◆ TASK REQUIREMENTS ◆
Filter the records below and copy every line containing the word "Traffic".

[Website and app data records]

* * *

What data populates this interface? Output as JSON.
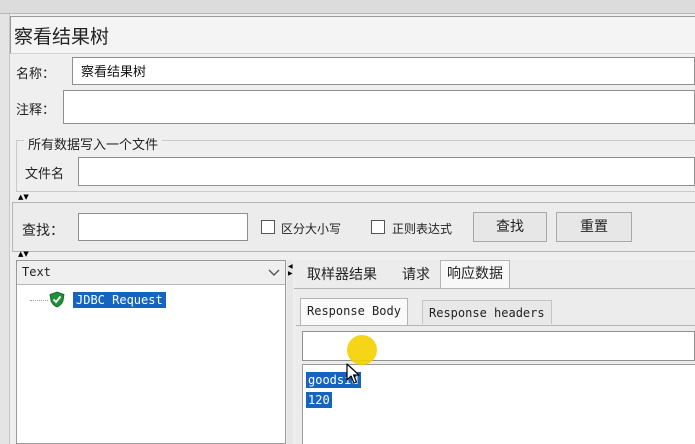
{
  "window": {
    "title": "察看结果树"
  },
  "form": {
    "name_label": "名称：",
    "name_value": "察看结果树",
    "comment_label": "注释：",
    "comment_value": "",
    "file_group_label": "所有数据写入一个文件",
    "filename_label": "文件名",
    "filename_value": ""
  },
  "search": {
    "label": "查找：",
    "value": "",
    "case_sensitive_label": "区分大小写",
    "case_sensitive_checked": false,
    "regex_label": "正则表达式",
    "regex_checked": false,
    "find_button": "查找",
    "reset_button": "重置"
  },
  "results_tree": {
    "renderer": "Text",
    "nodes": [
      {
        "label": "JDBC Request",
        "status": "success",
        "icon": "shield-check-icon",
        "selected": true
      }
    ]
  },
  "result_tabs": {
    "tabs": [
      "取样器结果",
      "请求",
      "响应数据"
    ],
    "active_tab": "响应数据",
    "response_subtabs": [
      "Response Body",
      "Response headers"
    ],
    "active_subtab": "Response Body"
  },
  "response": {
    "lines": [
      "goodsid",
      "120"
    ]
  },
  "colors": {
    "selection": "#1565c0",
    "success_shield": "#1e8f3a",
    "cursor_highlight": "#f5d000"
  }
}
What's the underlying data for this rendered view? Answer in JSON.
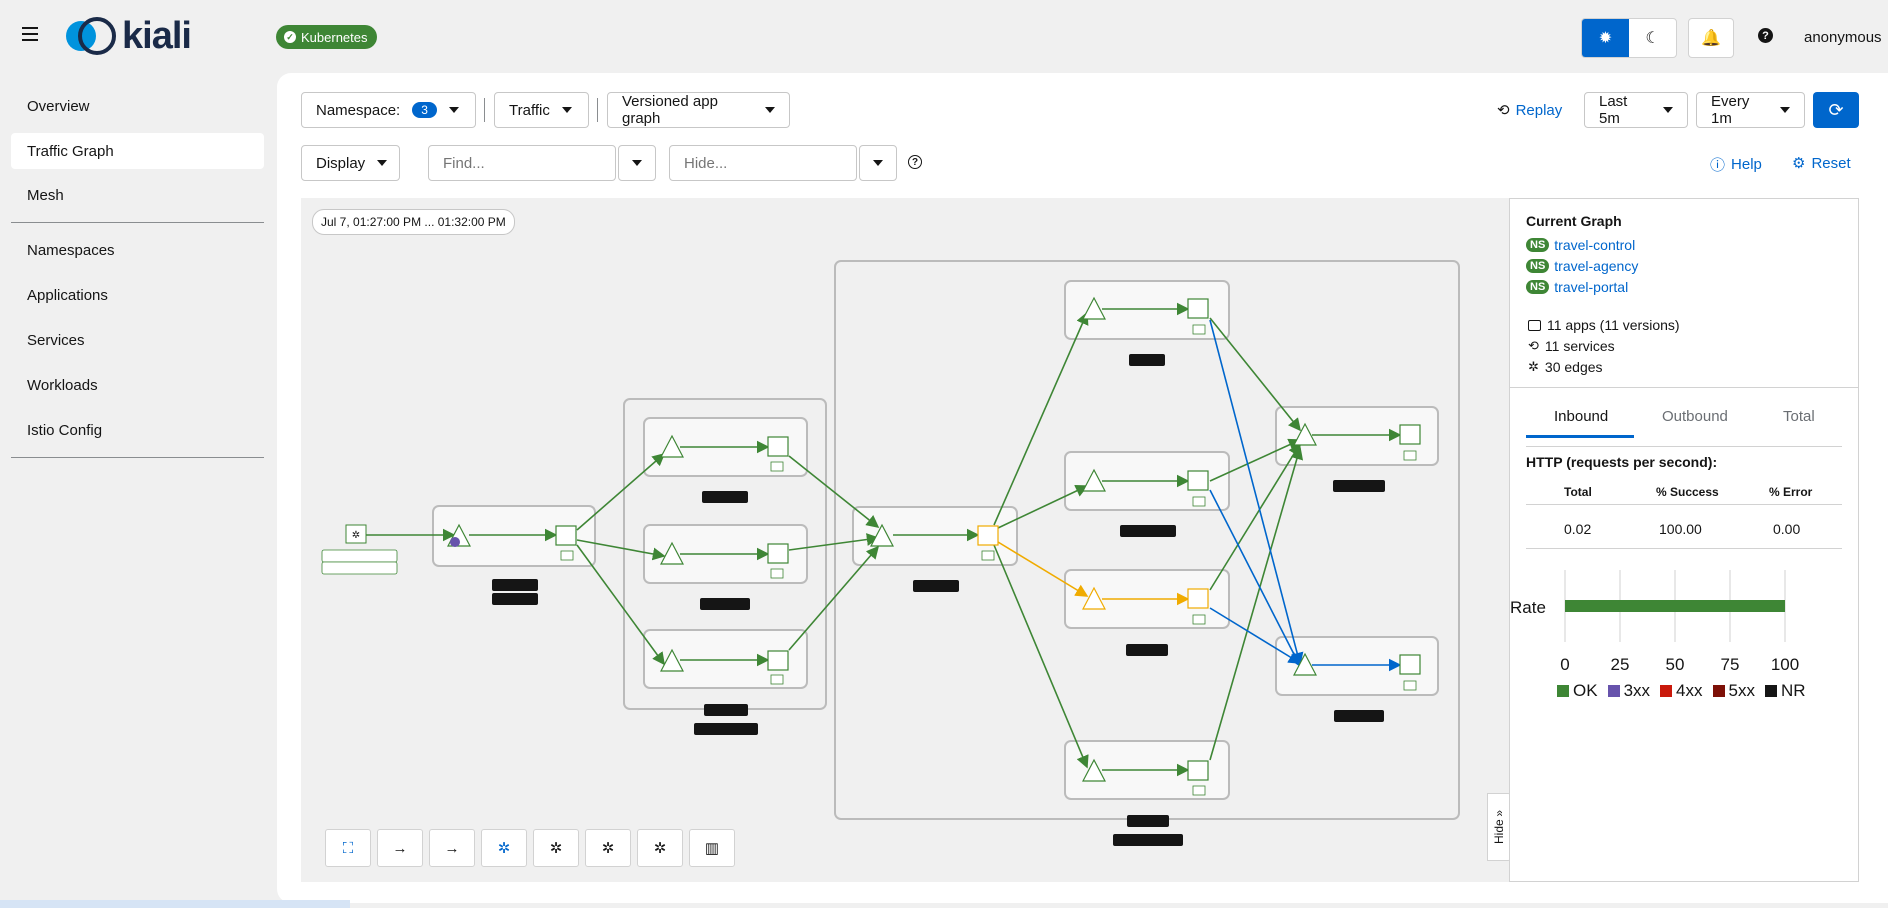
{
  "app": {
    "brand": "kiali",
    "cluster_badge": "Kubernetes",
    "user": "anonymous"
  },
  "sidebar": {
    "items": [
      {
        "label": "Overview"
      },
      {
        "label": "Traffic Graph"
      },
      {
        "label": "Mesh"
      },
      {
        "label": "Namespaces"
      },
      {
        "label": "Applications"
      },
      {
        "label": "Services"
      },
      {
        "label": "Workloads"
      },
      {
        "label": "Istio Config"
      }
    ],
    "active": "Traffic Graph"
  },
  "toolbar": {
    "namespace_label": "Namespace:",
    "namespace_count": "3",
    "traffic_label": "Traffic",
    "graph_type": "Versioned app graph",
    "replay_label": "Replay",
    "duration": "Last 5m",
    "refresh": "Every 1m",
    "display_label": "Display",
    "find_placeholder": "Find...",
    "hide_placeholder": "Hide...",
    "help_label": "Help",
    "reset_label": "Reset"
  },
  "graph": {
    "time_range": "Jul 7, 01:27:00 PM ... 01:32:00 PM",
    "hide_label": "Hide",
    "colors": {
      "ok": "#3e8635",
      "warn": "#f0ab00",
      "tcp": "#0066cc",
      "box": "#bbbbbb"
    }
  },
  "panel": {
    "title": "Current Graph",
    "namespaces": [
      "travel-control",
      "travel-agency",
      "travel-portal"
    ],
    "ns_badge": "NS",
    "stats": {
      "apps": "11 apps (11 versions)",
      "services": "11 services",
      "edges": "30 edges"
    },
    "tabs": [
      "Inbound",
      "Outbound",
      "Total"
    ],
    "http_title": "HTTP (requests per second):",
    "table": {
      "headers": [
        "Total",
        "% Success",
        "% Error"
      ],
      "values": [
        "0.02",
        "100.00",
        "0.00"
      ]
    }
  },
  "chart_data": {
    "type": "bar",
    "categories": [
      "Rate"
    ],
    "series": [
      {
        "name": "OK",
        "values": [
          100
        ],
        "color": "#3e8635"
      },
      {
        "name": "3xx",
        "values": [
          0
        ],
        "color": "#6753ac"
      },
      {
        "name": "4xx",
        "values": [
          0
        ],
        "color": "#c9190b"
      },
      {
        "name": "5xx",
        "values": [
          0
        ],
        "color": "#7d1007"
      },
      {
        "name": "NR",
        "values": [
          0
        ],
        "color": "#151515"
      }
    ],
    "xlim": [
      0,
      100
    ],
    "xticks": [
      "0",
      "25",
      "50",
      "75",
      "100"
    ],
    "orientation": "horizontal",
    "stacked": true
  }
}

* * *

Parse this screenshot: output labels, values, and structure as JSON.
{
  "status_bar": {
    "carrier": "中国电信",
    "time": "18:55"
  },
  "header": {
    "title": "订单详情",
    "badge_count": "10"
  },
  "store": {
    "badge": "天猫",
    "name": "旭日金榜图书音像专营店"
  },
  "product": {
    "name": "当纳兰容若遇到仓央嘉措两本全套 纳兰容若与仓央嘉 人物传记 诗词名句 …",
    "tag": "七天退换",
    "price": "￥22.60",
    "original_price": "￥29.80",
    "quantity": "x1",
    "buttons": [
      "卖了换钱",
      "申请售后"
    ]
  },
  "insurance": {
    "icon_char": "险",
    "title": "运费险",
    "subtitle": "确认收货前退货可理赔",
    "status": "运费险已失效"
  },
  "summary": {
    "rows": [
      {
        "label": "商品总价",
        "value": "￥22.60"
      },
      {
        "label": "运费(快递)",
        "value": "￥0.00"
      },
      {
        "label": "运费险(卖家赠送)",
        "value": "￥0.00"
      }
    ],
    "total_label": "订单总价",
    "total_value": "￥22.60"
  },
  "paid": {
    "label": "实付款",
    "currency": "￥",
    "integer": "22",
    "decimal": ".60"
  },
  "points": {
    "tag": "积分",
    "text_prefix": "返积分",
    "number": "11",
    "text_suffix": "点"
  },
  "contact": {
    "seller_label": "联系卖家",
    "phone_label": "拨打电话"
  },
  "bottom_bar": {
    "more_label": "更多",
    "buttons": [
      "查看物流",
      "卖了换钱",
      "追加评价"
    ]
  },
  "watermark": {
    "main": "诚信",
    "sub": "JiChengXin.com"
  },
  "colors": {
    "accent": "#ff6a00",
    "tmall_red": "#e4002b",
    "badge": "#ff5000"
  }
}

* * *

◆ WRITTEN ANSWER ◆
        "label": "Traffic Graph"
    "active": "Traffic Graph"
    "traffic_label": "Traffic",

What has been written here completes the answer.